Requirement | Drop every image, then reproduce the data exactly as given.

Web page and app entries

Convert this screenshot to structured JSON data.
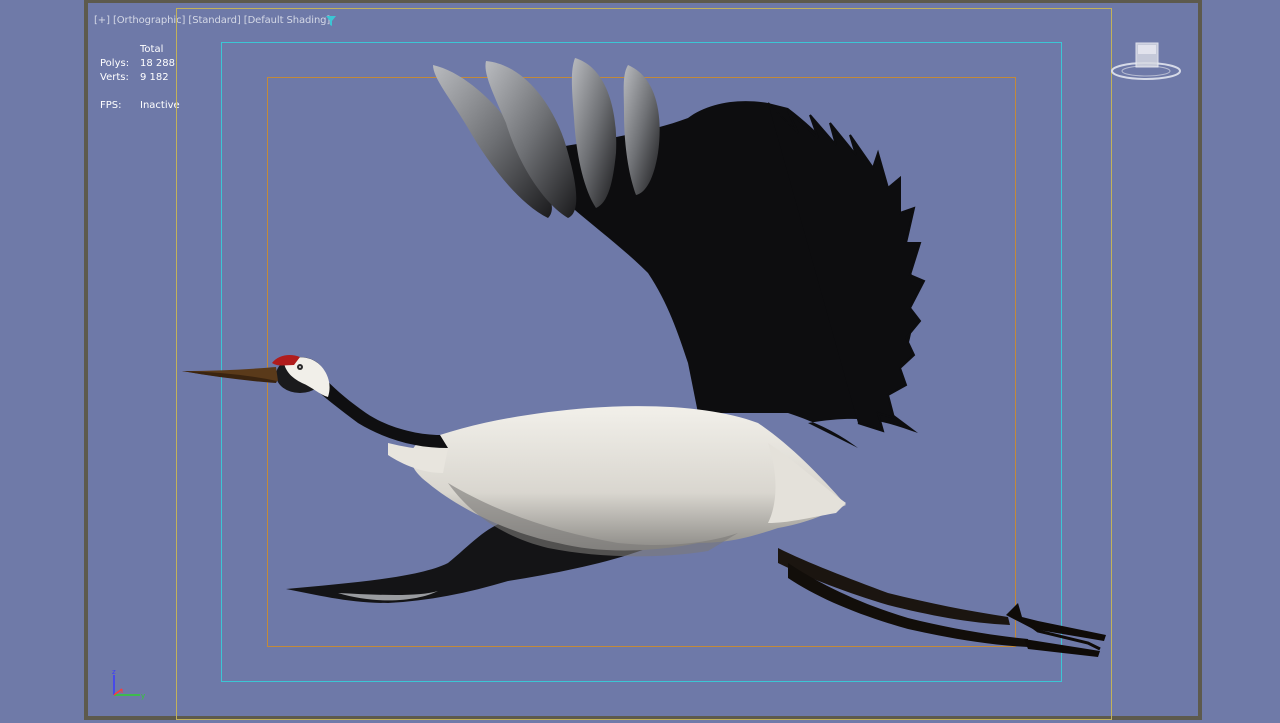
{
  "viewport": {
    "label_plus": "[+]",
    "label_view": "[Orthographic]",
    "label_style": "[Standard]",
    "label_shading": "[Default Shading]"
  },
  "stats": {
    "total_label": "Total",
    "polys_label": "Polys:",
    "polys_value": "18 288",
    "verts_label": "Verts:",
    "verts_value": "9 182",
    "fps_label": "FPS:",
    "fps_value": "Inactive"
  },
  "icons": {
    "filter": "filter-icon",
    "viewcube": "viewcube-icon",
    "axis": "axis-tripod-icon"
  },
  "colors": {
    "viewport_bg": "#6e79a8",
    "safe_frame_outer": "#c2b25a",
    "safe_frame_action": "#3cc6d4",
    "safe_frame_title": "#c28a3a"
  }
}
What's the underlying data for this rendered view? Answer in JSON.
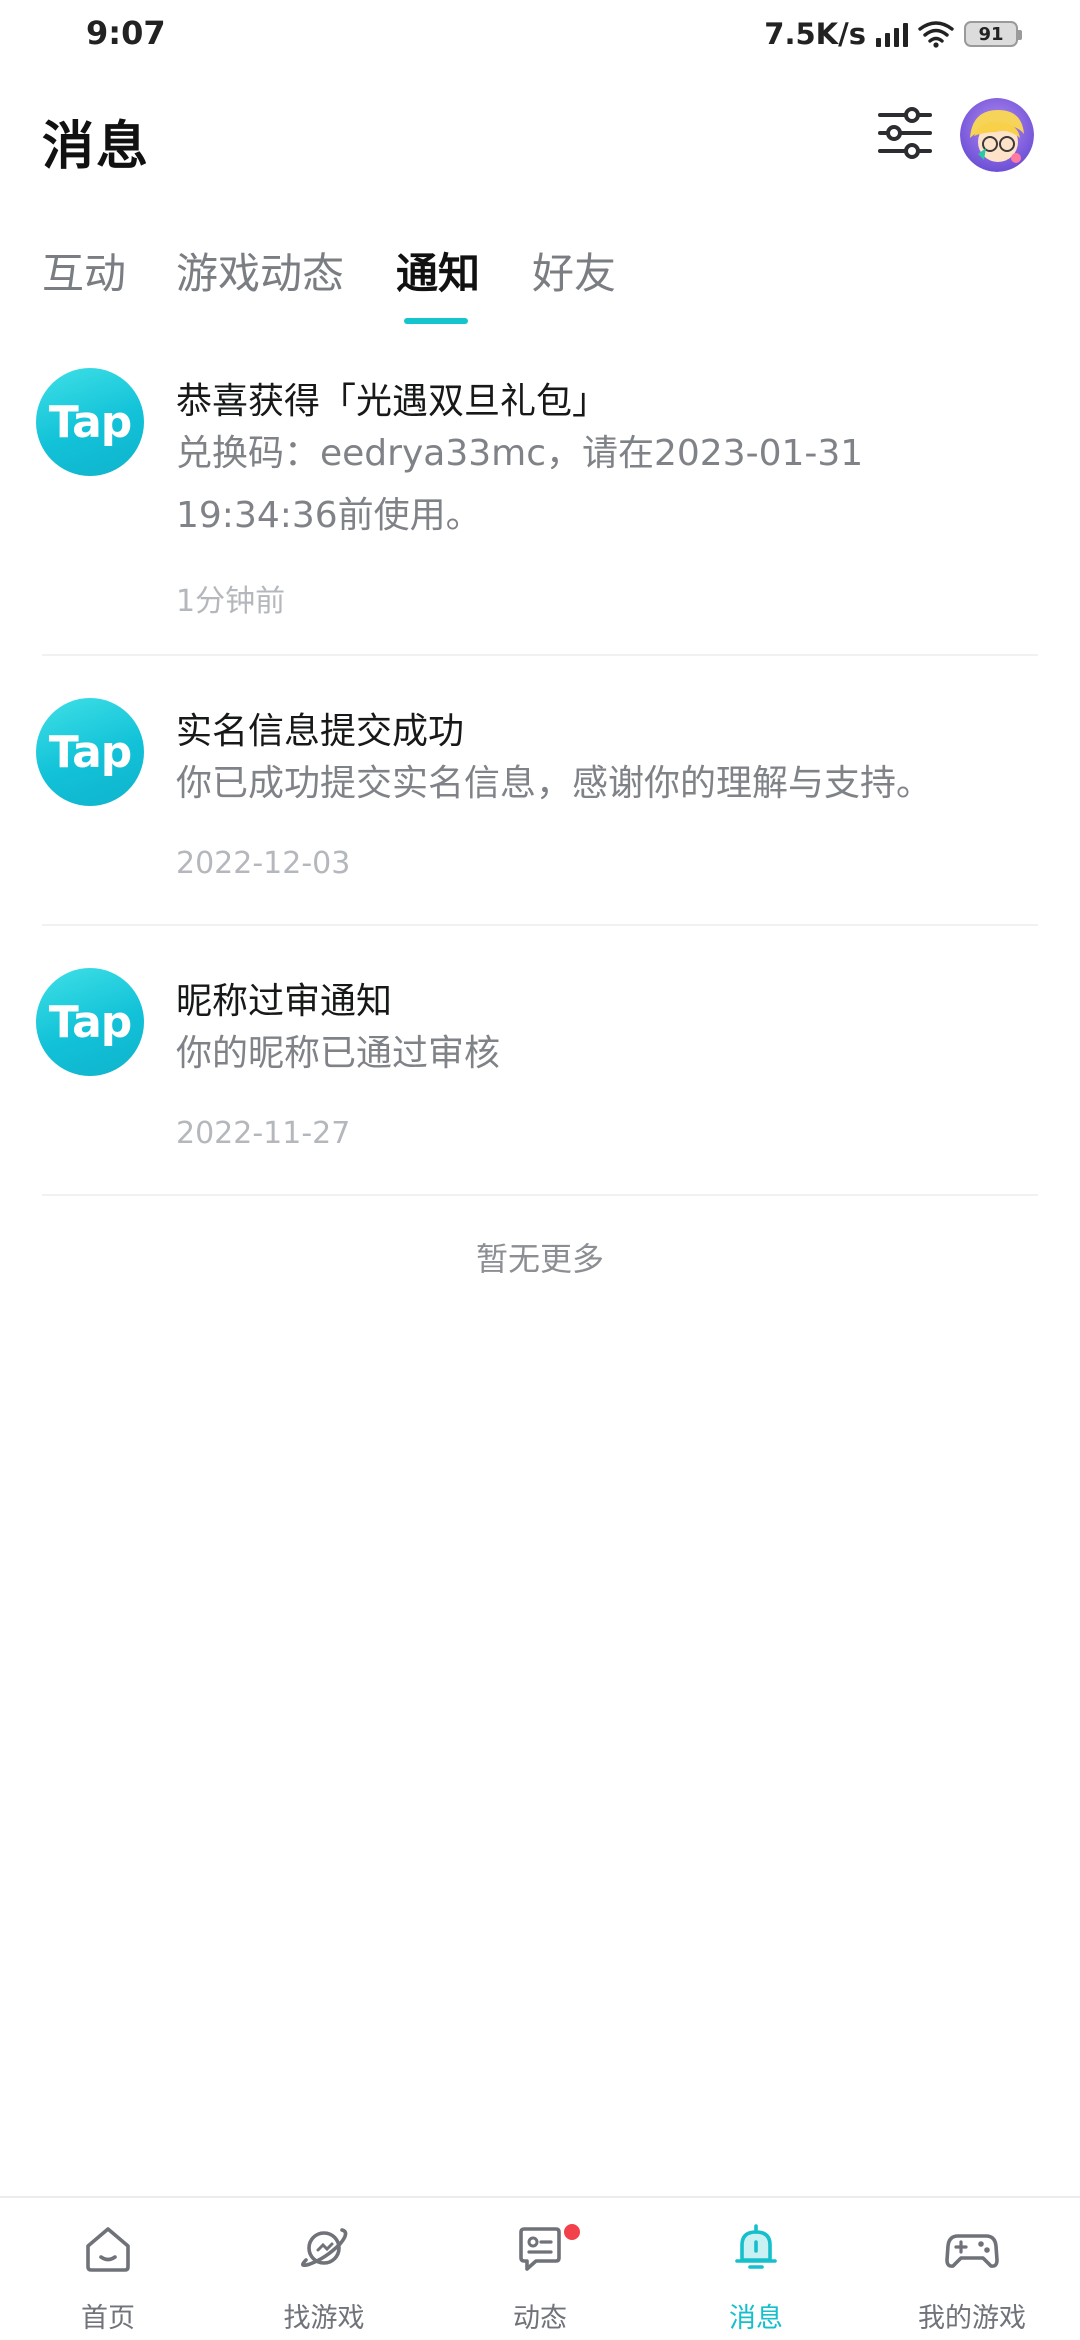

Written solution |
Convert this screenshot to structured JSON data.
{
  "viewport": {
    "label_plus": "[+]",
    "label_view": "[Orthographic]",
    "label_style": "[Standard]",
    "label_shading": "[Default Shading]"
  },
  "stats": {
    "total_label": "Total",
    "polys_label": "Polys:",
    "polys_value": "18 288",
    "verts_label": "Verts:",
    "verts_value": "9 182",
    "fps_label": "FPS:",
    "fps_value": "Inactive"
  },
  "icons": {
    "filter": "filter-icon",
    "viewcube": "viewcube-icon",
    "axis": "axis-tripod-icon"
  },
  "colors": {
    "viewport_bg": "#6e79a8",
    "safe_frame_outer": "#c2b25a",
    "safe_frame_action": "#3cc6d4",
    "safe_frame_title": "#c28a3a"
  }
}
What's the underlying data for this rendered view? Answer in JSON.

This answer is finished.